Ding-dong Hotmail’s dead.

Microsoft has officially transferred all Hotmail accounts to its newer system: Outlook. There’s no need for Hotmail users to worry, though; their address will still be @hotmail and they can still send and receive messages from that account. The look and feel of the old system, however, has changed.

"Starting today, Microsoft will begin to upgrade every Hotmail user to Outlook.com…," the company said in a statement. "The upgrade is seamless and instant for Hotmail customers; everything including their @hotmail.com email address, password, contacts, etc., will stay the same."

Outlook.com is also "designed to make it easy to send hundreds of photos and videos in a single message," it said.
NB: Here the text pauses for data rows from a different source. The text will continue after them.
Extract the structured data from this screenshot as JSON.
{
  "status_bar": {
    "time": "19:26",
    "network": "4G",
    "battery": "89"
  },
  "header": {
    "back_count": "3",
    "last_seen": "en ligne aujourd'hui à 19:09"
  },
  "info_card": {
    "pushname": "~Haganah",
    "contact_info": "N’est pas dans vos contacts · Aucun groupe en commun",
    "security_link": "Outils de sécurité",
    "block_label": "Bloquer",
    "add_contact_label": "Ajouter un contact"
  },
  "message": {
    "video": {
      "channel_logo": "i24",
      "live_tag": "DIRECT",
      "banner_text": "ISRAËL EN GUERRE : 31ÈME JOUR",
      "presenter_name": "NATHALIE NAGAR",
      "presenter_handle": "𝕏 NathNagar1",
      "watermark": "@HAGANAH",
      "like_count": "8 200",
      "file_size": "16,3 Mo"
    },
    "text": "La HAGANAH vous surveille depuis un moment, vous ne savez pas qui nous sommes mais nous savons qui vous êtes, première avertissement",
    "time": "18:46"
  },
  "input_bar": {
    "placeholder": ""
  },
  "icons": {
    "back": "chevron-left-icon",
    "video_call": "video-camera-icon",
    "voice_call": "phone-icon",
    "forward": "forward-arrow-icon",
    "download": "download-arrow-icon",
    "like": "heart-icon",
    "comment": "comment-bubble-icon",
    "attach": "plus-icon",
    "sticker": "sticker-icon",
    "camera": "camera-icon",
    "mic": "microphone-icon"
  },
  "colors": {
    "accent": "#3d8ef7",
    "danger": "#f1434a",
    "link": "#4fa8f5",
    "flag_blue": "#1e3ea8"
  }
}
The website's users grew to 60 million in just a six-month period during its preview, Business Insider wrote, partly because it allowed users to connect easily with Facebook, Twitter and LinkedIn.
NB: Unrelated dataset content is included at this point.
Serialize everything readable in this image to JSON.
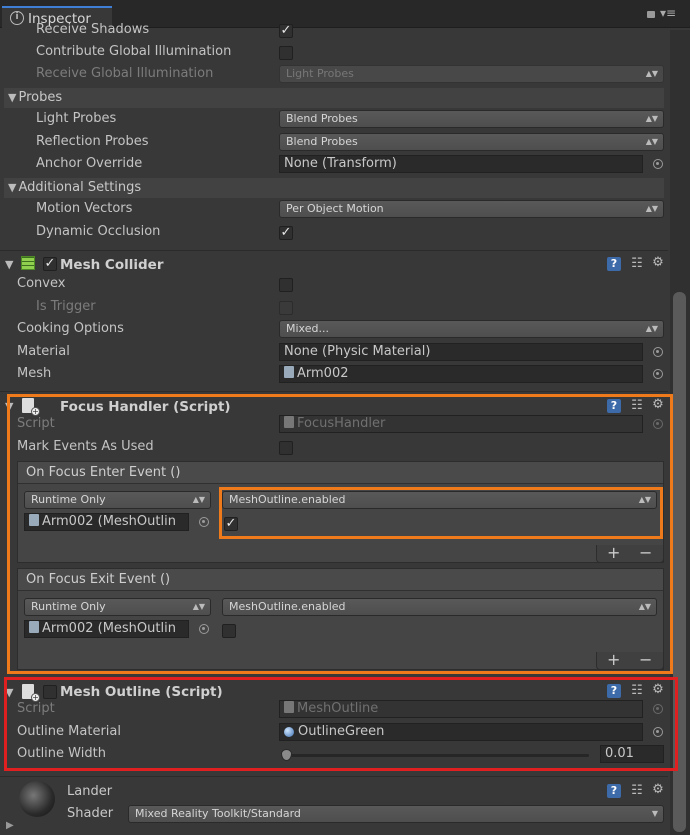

Microsoft said in a blog post: “Today, we’re excited to announce that we’ve completed upgrading all Hotmail customers to Outlook.com. Coupled with the growing organic excitement for Outlook.com, this has pushed us to over 400 million active Outlook.com accounts, including 125 million that are accessing email, calendar and contacts on a mobile device using Exchange ActiveSync.”

Gigaom added that Hotmail users will now be able to use Outlook's new features, which include SkyDrive integration.

But this doesn’t mean everyone is thrilled with the upgrades. Outlook group product manager Dick Craddock addressed the changes:

“Of course, whenever a widely used consumer service makes any substantial change, there will always be some folks that don’t like it, and that shows up in the feedback, too. It’s gratifying in a sense because it means those customers loved the previous set of changes we made. With a communication service that is constantly evolving, we try to strike the right balance between bringing out major improvements and keeping true to what our customers love.”

Hotmail was launched in 1996 and was one of the first Web-based email services.